▶ _What the task requires_: Which lines below include the string "cart"? Please show each one.
(Material provided Opens)
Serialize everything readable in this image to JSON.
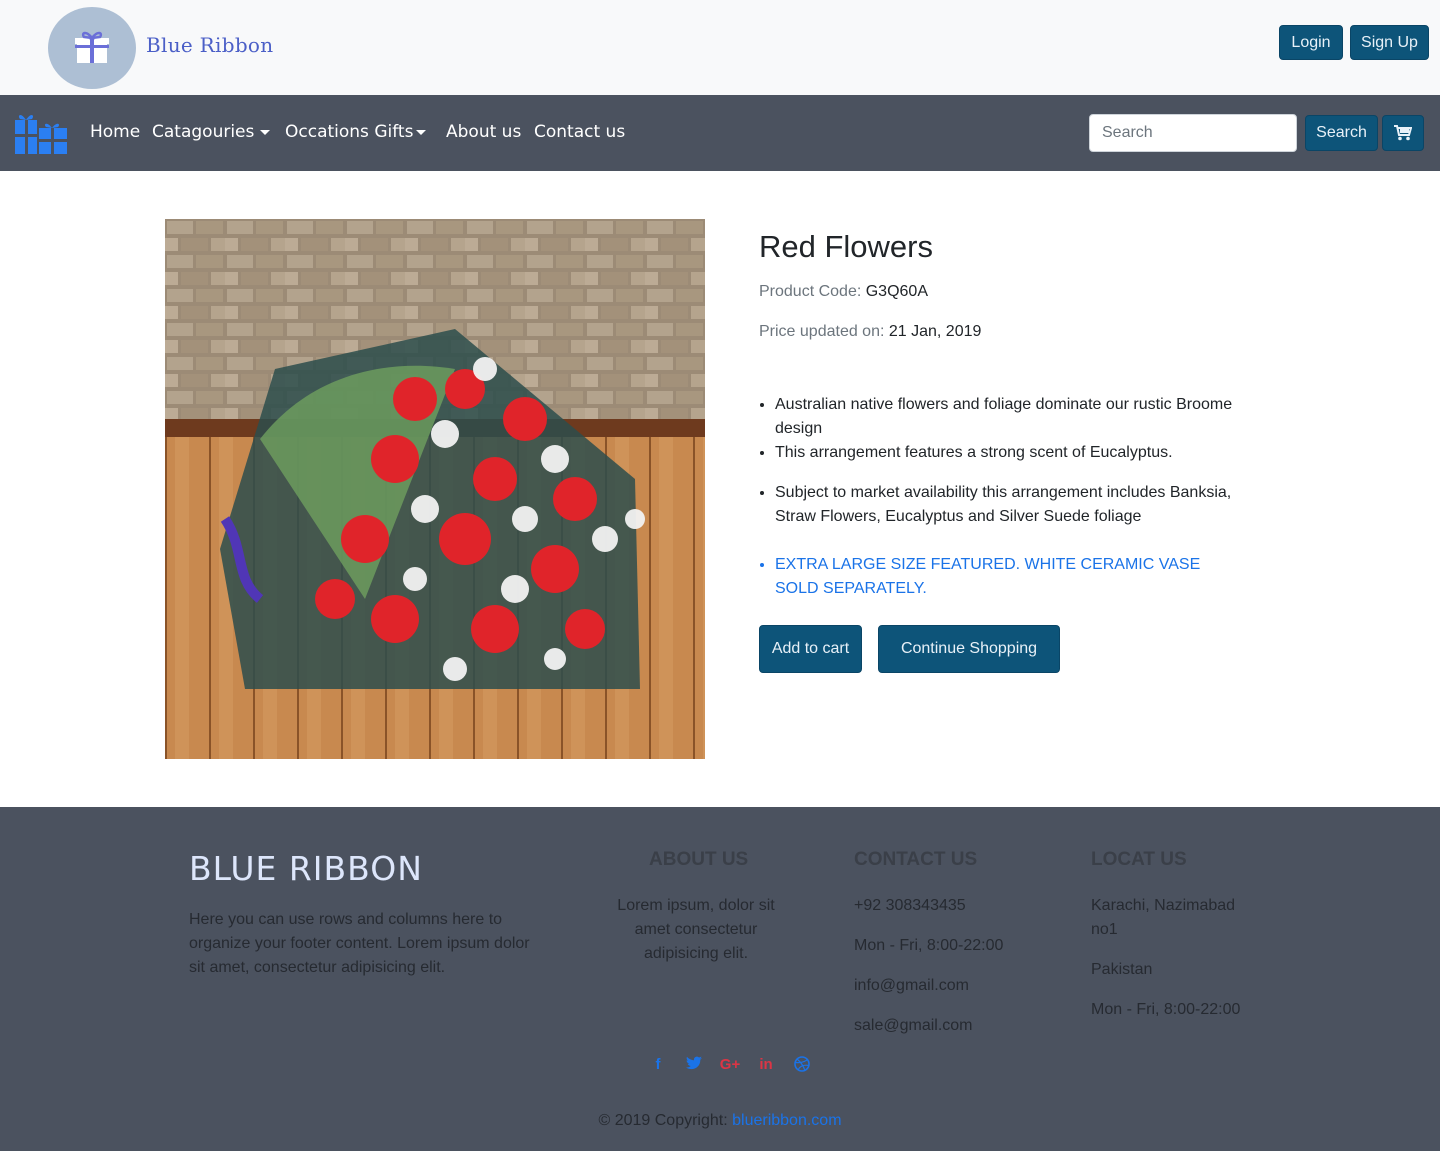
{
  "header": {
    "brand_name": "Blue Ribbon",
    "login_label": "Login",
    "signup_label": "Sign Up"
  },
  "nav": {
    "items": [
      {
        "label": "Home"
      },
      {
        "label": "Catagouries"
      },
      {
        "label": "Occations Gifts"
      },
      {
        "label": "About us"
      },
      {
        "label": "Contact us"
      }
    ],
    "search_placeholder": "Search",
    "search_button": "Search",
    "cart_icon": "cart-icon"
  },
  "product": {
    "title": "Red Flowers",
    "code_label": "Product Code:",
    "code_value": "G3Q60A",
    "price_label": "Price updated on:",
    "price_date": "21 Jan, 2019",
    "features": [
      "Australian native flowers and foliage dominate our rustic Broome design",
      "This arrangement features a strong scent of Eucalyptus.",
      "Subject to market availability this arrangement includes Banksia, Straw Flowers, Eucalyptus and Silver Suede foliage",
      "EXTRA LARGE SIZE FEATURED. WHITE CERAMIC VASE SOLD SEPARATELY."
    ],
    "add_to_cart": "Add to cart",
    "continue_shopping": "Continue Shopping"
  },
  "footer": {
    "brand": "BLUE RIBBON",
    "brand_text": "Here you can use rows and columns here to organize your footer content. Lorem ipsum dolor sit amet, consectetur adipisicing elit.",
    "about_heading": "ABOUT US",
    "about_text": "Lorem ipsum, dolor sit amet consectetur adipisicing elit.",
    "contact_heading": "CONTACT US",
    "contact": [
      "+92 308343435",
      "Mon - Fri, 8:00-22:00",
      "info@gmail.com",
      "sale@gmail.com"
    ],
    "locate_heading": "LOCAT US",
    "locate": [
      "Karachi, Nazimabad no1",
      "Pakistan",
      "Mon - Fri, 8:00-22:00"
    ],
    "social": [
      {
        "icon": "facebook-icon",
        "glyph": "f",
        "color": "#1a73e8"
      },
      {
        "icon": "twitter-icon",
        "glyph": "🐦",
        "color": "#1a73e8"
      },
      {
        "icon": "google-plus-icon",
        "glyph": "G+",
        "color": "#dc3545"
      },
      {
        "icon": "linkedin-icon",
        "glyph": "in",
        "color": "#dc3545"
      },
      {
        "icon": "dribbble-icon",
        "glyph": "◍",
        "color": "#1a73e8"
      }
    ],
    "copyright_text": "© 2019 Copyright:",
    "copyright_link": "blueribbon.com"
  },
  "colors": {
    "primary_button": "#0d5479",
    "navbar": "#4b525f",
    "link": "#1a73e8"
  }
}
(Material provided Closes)
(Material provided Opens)
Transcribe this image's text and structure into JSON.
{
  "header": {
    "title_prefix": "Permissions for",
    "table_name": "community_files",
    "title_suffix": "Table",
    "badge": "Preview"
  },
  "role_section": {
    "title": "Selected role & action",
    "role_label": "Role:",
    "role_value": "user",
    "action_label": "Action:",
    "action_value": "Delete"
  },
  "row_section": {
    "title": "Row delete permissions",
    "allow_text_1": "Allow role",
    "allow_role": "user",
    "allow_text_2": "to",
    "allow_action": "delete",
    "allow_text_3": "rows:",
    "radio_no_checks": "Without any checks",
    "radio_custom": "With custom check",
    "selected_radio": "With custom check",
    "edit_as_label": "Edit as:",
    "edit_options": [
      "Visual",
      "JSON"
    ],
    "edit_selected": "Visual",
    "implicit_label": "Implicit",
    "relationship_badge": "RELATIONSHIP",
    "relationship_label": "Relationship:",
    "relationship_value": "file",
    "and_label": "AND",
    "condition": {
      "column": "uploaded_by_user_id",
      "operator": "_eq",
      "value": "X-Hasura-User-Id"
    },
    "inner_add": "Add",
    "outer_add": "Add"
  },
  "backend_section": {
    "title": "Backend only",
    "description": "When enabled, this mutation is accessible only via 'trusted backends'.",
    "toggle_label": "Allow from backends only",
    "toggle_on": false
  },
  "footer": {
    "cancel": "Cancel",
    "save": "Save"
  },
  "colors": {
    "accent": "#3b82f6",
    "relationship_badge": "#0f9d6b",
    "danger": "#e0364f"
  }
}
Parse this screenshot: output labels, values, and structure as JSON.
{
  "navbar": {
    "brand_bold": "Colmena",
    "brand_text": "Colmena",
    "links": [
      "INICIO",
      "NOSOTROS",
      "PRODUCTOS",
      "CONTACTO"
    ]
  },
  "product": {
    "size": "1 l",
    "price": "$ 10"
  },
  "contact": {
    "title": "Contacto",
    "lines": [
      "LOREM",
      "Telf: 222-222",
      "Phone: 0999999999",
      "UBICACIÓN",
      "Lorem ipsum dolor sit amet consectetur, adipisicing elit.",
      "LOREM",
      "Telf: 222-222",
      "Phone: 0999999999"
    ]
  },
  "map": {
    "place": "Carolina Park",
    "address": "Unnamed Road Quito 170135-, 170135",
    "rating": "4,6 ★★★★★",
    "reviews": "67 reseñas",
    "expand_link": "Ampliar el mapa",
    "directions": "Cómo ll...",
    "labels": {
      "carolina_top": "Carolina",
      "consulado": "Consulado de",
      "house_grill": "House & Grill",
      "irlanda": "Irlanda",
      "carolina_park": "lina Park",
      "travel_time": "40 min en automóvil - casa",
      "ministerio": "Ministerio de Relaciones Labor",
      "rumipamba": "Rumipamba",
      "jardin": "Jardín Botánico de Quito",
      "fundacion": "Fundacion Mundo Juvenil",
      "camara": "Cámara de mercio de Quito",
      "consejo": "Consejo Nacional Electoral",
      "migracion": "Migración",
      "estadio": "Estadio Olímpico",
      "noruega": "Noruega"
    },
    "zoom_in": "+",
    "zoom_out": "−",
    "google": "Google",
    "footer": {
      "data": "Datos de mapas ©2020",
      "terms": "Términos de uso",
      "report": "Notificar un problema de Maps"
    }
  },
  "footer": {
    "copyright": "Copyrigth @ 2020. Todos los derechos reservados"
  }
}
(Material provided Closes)
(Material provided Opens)
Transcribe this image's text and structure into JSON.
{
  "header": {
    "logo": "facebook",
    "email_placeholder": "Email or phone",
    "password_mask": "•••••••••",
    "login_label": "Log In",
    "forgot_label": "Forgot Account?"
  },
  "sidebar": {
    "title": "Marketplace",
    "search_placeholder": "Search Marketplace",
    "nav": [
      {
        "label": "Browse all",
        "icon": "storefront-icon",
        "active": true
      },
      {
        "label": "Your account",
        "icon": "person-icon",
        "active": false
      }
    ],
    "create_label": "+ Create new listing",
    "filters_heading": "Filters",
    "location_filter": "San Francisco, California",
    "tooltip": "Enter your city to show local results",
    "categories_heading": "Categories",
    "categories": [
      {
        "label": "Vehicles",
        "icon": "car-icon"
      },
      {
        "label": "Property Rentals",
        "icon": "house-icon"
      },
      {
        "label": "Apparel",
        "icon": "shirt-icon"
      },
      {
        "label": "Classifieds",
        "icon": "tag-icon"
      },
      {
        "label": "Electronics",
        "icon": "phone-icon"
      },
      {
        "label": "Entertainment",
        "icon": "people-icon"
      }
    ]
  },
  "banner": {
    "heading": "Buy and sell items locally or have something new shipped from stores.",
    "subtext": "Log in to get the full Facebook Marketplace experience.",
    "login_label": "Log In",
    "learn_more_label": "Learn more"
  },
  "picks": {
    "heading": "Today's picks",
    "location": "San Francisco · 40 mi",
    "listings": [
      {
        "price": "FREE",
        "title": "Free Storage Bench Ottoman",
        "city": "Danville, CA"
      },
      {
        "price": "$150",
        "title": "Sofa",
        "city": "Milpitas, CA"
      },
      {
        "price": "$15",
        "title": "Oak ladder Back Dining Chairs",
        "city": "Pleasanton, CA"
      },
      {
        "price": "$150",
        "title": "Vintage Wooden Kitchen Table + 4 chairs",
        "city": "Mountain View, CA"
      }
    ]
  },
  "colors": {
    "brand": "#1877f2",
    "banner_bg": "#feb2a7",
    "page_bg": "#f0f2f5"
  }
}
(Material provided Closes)
▶ _Task solution_:
    "cart_icon": "cart-icon"
    "add_to_cart": "Add to cart",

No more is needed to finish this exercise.